The above preview is unformatted text

This student written piece of work is one of many that can be found in our International Baccalaureate History section.

Found what you're looking for?

  • Start learning 29% faster today
  • 150,000+ documents available
  • Just £6.99 a month

Not the one? Search for your essay title...
  • Join over 1.2 million students every month
  • Accelerate your learning by 29%
  • Unlimited access from just £6.99 per month

See related essaysSee related essays

Related International Baccalaureate History essays

  1. To what extent was William Is conquest and rule of England due to force?

    and northern Mercia to make sure that these areas would never again dispute his rule- this became known as The Harrowing of the North. He sent armies through the countryside, depopulating large areas and making them uninhabitable. Although Williams's methods were undoubtedly morally questionable and they destroyed the prosperity of

  2. Impact of Castro's Rule

    Within the home, women now have maternity leave, pension for below-average earners and open divorce laws so that revoking a marriage is made simple. Each of these changes within the social scheme of Cuba has brought women up to a new level and shown the men they are capable of doing what needs to be done.

  1. American Anti-Imperialism vs. Imperialism

    Labor leaders like Samuel Gompers believed that cheap foreign labor might become a detriment to American workers.

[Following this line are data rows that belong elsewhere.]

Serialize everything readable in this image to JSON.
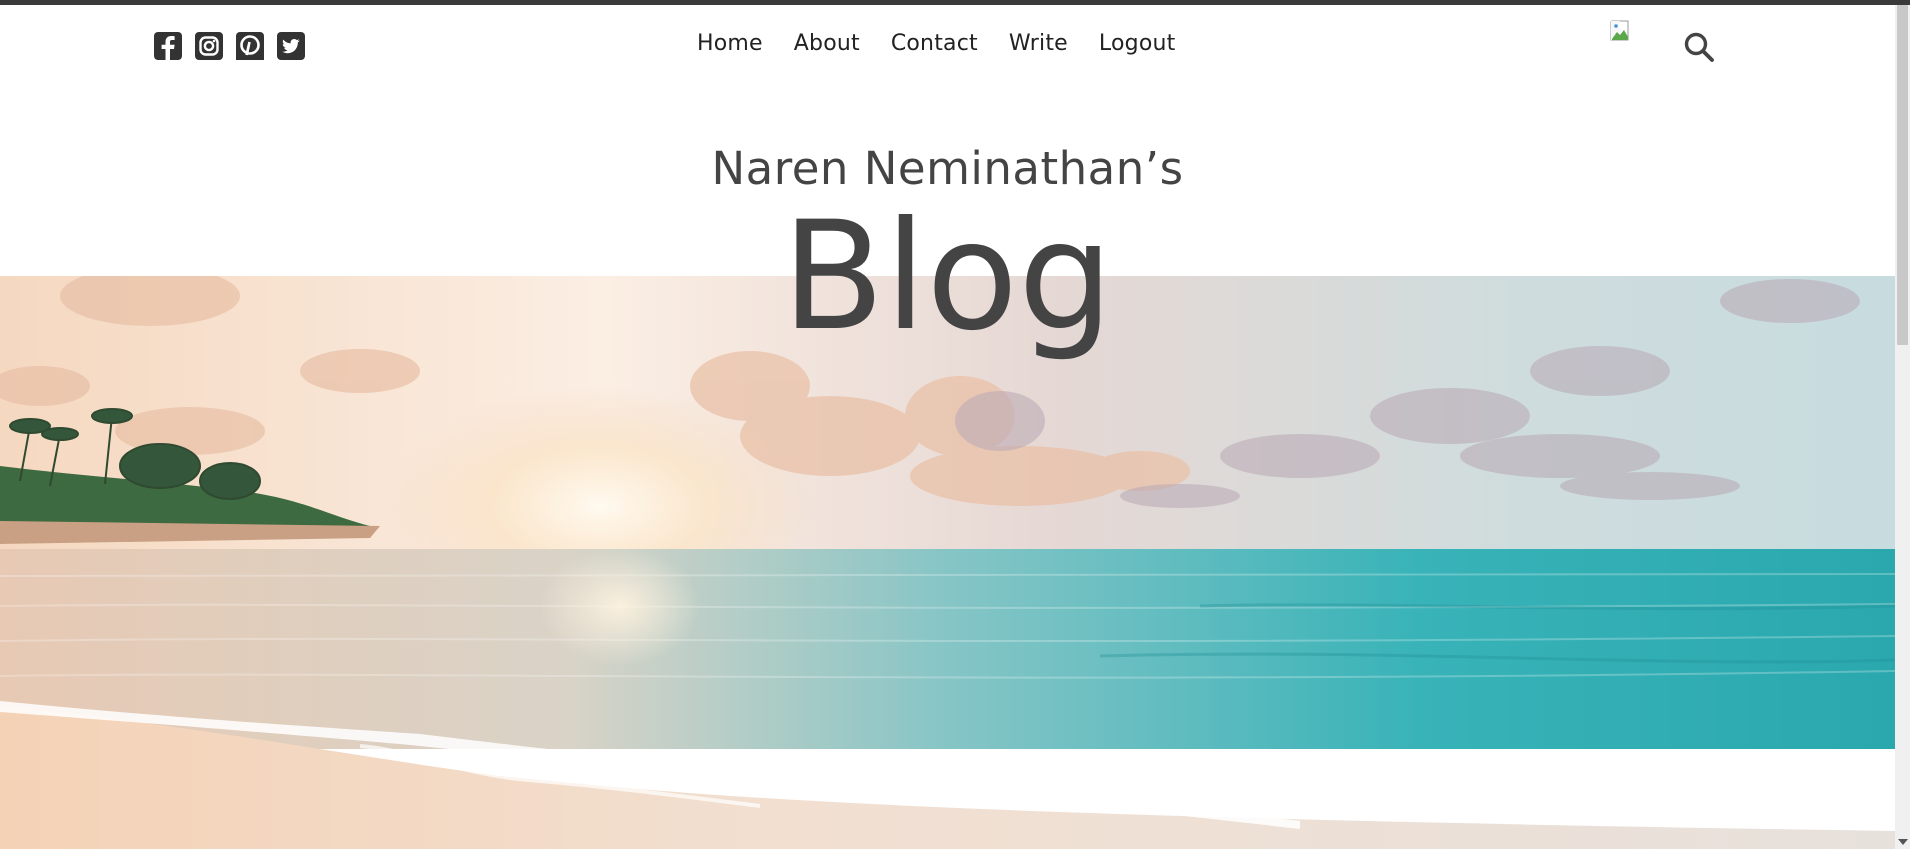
{
  "social": {
    "icons": [
      "facebook-square-icon",
      "instagram-square-icon",
      "pinterest-square-icon",
      "twitter-square-icon"
    ]
  },
  "nav": {
    "items": [
      {
        "label": "Home"
      },
      {
        "label": "About"
      },
      {
        "label": "Contact"
      },
      {
        "label": "Write"
      },
      {
        "label": "Logout"
      }
    ]
  },
  "user": {
    "avatar_icon": "broken-image-icon"
  },
  "search": {
    "icon": "search-icon"
  },
  "header": {
    "subtitle": "Naren Neminathan’s",
    "title": "Blog"
  },
  "hero": {
    "image": "beach-sunset-image"
  },
  "colors": {
    "text": "#444444",
    "nav_text": "#222222",
    "icons": "#333333"
  }
}
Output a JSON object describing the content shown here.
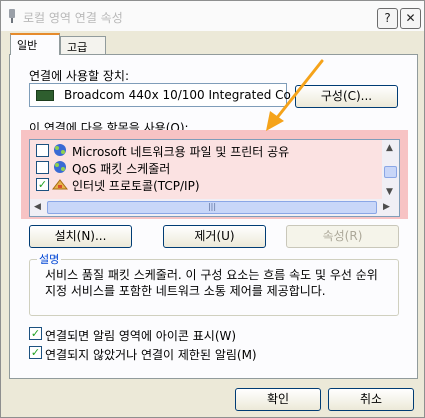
{
  "window": {
    "title": "로컬 영역 연결 속성",
    "help_button": "?",
    "close_button": "✕"
  },
  "tabs": [
    {
      "label": "일반",
      "active": true
    },
    {
      "label": "고급",
      "active": false
    }
  ],
  "general": {
    "device_label": "연결에 사용할 장치:",
    "device_name": "Broadcom 440x 10/100 Integrated Co",
    "configure_button": "구성(C)...",
    "items_label": "이 연결에 다음 항목을 사용(O):",
    "items": [
      {
        "label": "Microsoft 네트워크용 파일 및 프린터 공유",
        "checked": false,
        "icon": "network-share-icon"
      },
      {
        "label": "QoS 패킷 스케줄러",
        "checked": false,
        "icon": "network-service-icon"
      },
      {
        "label": "인터넷 프로토콜(TCP/IP)",
        "checked": true,
        "icon": "protocol-icon"
      }
    ],
    "install_button": "설치(N)...",
    "remove_button": "제거(U)",
    "properties_button": "속성(R)",
    "description_legend": "설명",
    "description_text": "서비스 품질 패킷 스케줄러. 이 구성 요소는 흐름 속도 및 우선 순위 지정 서비스를 포함한 네트워크 소통 제어를 제공합니다.",
    "show_icon_checkbox": {
      "label": "연결되면 알림 영역에 아이콘 표시(W)",
      "checked": true
    },
    "notify_checkbox": {
      "label": "연결되지 않았거나 연결이 제한된 알림(M)",
      "checked": true
    }
  },
  "footer": {
    "ok_button": "확인",
    "cancel_button": "취소"
  },
  "colors": {
    "highlight": "#f7c3c4",
    "arrow": "#f5a31a",
    "accent_tab": "#e68b2c"
  }
}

Carl Schurz, a founding member of the Republican Party, decried imperialism as contrary to the principles of Democracy and American freedom. Similarly, Mark Twain wrote, "I am opposed to the eagle putting its talons on any other land."

  2. History Internal Assesment

    Other conflicts involving the League of Nations: The conflict of Vilna was involved Lithuania and Poland. Vilna was proclaimed the capital of Lithuania after both these countries regained their independence. However, most of the population of Vilna was Polish, and a Polish army took control of the city during the Polish-Soviet war in 1920 (Wikipedia).

  1. Comparing Ancient Egypt and Ancient Greece

    There are many reasons to believe that Egyptians and Greeks placed a lot of importance to death and the afterlife. They were constantly being reminded about death and were very afraid of their fate after death. Even though the Ancient Egyptians and Greeks had the different gods and temples for

  2. Notes on the History and Development of the Arab-Israeli Conflict

    - Jordan then responded by shelling Jerusalem, which although the Israeli's claim it was not their original intention to fight with Jordan, resulted in a determination to wipe out the Jordanians. - Israel then took the Old City and West Bank.

  1. Ancient Greece revision notes

    * Developed because of contats with Egyptians and Persians that inspired a blossoming in the arts and sciences (including stories, ideas of designs of temples, techniques for fine metal work, crafts, etc) * This was a time of great thinkers, poets, artists * Athens develops the most democratic government of

  2. The cultural and scientific achievements of the Ottoman Empire

    In the 16th century this invention was seen as the most major invention in the field of Astronomy. Taqi al-Din also did extensive work in the field of optics. His meaningful and historic treatise dealt with vision, properties and refraction of light, the structure of the eye and the relation between light and color among many other things.

  • Over 160,000 pieces
    of student written work
  • Annotated by
    experienced teachers
  • Ideas and feedback to
    improve your own work